Dale Ralph Davis: The Book of Joshua contains at least four important theological themes which have practical values for today. First, the book is a lesson on the covenant faithfulness of Jehovah. The power of God was not only declared in covenant agreement, but also demonstrated. Secondly, the book demonstrates the importance of the written word of God (Josh. 1:8; 8:32-35; 23:6-16; 24:26-27). There was an authoritative body of written Scripture in the days of Joshua and this consisted of the books of Moses. There is no appeal to contemporary customs or oral tradition. Thirdly, the book points out the utter failure of human effort apart from divine directives. When Joshua and the children of Israel were faithful to God’s word and His will, there was victory. When they abandoned His will in favor of their own genius, there was failure and frustration. Finally, the book is a commentary of God’s holiness and His judgment of sin. The destruction of the cities of Canaan with their inhabitants was not merely to give Israel military control of the area, but it was, in effect, a judgment of God upon the wickedness of that land (cf. Gen. 15:16; Deut. 7:5-6).
John MacArthur: A keynote feature is God’s faithfulness to fulfill His promise of giving the Land to Abraham’s descendants (Ge 12:7; 15:18-21; 17:8). By His leading (cf. 5:14-6:2), they inhabited the territories E and W of the Jordan, and so the word “possess” appears nearly 20 times. . .
God wanted His people to possess the Land:
1) to keep His promise (Ge 12:7);
2) to set the stage for later developments in His kingdom plan (cf. Ge 17:8; 49:8-12), e.g., positioning Israel for events in the periods of the kings and prophets;

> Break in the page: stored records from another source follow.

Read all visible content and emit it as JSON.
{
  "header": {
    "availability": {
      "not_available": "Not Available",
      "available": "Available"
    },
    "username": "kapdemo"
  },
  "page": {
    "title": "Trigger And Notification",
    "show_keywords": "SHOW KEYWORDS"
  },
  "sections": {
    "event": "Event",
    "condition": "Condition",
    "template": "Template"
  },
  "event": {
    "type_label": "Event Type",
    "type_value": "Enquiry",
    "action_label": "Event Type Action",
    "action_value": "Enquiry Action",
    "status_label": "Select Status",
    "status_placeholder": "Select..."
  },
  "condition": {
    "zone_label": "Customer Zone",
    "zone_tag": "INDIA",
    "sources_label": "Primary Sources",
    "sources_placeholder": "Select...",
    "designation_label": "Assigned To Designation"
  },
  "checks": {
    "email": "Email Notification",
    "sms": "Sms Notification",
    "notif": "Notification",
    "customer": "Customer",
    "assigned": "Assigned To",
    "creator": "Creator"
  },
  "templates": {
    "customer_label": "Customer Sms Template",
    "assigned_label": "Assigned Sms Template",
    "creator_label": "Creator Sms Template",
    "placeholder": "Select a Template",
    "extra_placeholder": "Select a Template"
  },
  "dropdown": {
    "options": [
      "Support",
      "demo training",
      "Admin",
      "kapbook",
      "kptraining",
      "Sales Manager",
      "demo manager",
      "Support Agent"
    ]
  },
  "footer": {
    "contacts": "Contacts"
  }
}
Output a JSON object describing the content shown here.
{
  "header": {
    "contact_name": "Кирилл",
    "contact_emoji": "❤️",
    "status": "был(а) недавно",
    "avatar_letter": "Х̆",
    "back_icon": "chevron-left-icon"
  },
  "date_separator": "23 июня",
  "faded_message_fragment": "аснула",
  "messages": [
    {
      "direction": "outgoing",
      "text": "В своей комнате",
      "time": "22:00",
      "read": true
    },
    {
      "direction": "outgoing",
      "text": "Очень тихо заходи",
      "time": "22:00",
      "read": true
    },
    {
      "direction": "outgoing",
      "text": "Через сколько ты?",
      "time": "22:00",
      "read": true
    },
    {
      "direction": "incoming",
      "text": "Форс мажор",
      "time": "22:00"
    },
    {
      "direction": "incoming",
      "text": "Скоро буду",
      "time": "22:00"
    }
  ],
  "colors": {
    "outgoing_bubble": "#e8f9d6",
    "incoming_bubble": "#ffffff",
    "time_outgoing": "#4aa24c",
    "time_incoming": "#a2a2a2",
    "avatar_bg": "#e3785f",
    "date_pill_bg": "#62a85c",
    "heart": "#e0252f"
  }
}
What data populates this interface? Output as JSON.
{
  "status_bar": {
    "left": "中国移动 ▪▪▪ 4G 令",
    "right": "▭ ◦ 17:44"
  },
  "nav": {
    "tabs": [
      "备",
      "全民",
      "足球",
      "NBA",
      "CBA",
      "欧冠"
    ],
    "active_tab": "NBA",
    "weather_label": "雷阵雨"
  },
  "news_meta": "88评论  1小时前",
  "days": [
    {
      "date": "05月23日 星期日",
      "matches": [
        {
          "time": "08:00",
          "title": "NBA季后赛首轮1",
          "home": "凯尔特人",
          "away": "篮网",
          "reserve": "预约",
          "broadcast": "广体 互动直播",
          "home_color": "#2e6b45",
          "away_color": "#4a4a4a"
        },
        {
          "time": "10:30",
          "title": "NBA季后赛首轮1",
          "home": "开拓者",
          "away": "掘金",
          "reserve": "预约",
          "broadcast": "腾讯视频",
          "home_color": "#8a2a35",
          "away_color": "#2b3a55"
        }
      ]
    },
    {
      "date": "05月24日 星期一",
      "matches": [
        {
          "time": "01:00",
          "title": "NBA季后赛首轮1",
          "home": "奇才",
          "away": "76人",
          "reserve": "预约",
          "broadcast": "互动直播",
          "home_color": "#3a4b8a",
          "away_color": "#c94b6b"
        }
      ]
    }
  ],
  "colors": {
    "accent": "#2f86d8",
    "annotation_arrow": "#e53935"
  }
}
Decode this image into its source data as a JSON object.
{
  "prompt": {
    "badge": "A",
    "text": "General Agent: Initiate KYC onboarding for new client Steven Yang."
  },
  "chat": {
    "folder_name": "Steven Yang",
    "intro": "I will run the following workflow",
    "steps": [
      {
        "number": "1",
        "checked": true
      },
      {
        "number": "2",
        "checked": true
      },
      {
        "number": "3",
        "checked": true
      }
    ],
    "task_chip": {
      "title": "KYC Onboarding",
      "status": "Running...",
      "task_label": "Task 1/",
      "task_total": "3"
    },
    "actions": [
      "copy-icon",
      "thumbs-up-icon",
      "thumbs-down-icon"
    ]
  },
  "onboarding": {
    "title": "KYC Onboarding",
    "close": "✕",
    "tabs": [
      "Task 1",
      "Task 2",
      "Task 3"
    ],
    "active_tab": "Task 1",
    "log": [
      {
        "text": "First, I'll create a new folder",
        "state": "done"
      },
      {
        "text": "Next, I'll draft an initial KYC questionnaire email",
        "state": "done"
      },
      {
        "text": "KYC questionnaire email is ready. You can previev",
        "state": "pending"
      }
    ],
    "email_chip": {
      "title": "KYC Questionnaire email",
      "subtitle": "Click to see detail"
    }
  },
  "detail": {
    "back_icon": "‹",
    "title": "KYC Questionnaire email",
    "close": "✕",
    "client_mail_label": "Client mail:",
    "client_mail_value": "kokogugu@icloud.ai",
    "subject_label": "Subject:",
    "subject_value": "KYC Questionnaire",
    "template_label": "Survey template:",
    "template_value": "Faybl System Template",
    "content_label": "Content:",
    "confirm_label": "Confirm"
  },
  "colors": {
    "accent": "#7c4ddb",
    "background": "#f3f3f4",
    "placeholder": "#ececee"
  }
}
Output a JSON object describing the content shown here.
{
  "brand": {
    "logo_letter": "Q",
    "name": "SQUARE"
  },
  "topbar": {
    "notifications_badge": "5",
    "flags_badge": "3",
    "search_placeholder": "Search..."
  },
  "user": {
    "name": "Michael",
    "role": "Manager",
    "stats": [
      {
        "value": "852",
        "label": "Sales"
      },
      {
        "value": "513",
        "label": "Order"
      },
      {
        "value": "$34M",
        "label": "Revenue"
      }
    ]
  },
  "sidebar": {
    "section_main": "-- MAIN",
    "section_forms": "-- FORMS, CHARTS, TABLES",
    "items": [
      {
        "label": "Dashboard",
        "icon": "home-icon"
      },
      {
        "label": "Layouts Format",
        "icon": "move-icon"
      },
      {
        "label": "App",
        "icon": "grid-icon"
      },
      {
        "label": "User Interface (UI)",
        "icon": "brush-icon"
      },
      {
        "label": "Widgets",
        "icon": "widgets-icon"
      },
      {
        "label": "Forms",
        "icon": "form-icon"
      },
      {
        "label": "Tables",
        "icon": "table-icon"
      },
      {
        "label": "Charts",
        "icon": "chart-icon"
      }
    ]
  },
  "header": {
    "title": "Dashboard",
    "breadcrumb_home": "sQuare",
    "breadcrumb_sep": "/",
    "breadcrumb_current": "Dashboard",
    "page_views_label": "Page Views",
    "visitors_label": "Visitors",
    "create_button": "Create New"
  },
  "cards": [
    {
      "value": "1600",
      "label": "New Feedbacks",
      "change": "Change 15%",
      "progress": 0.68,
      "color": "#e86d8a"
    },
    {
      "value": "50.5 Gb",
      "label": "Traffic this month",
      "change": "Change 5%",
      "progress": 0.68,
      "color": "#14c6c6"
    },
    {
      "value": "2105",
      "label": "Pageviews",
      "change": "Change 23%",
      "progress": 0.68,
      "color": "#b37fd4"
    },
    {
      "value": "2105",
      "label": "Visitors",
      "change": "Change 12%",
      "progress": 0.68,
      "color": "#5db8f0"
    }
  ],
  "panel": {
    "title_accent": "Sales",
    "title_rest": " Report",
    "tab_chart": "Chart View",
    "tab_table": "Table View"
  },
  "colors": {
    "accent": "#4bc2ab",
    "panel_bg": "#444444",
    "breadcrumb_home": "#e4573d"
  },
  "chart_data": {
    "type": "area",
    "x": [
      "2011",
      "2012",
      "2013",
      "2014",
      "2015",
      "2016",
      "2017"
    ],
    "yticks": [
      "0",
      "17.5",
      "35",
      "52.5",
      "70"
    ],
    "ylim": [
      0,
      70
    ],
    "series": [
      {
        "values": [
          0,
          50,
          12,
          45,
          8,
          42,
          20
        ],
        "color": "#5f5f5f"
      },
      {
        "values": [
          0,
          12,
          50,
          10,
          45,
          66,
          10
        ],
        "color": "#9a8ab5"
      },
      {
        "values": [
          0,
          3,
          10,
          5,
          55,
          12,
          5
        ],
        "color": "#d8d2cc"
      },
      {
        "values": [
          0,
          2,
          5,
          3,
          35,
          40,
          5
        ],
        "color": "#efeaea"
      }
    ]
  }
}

3) to punish peoples that were an affront to Him because of extreme sinfulness (Lv 18:25); and
4) to be a testimony to other peoples (Jos 2:9-11), as God’s covenant heart reached out to all nations (Ge 12:1-3).
John Rea: The very name “Joshua,” the Hebrew form of Jesus, means “Jehovah is salvation.” Thus the redemptive history of Israel’s entering and possessing Canaan illustrates the Christian’s spiritual experience of conflict, victory, and blessing in heavenly spheres through the mighty power of God. In Hebrews 4 the rest in Canaan from vain wilderness strivings is set forth as typical of our present spiritual rest in the finished work of Christ and in his continual intercession to enable us to conquer self and Satan.
Warren Wiersbe: The leading person in the Book of Joshua is not Joshua but the Lord Jehovah, the God of Joshua and of Israel. In all that Joshua did by faith, he desired to glorify the Lord. When the Jews crossed the Jordan River, Joshua reminded them that the living God was among them and would overcome their enemies (Josh. 3:10). Through Israel’s obedience, Joshua wanted all the people of the earth to know the Lord and fear Him (4:23-24). In his “farewell addresses” to the leaders (chap. 23) and to the nation (chap. 24), Joshua gave God all the glory for what Israel had accomplished under his leadership.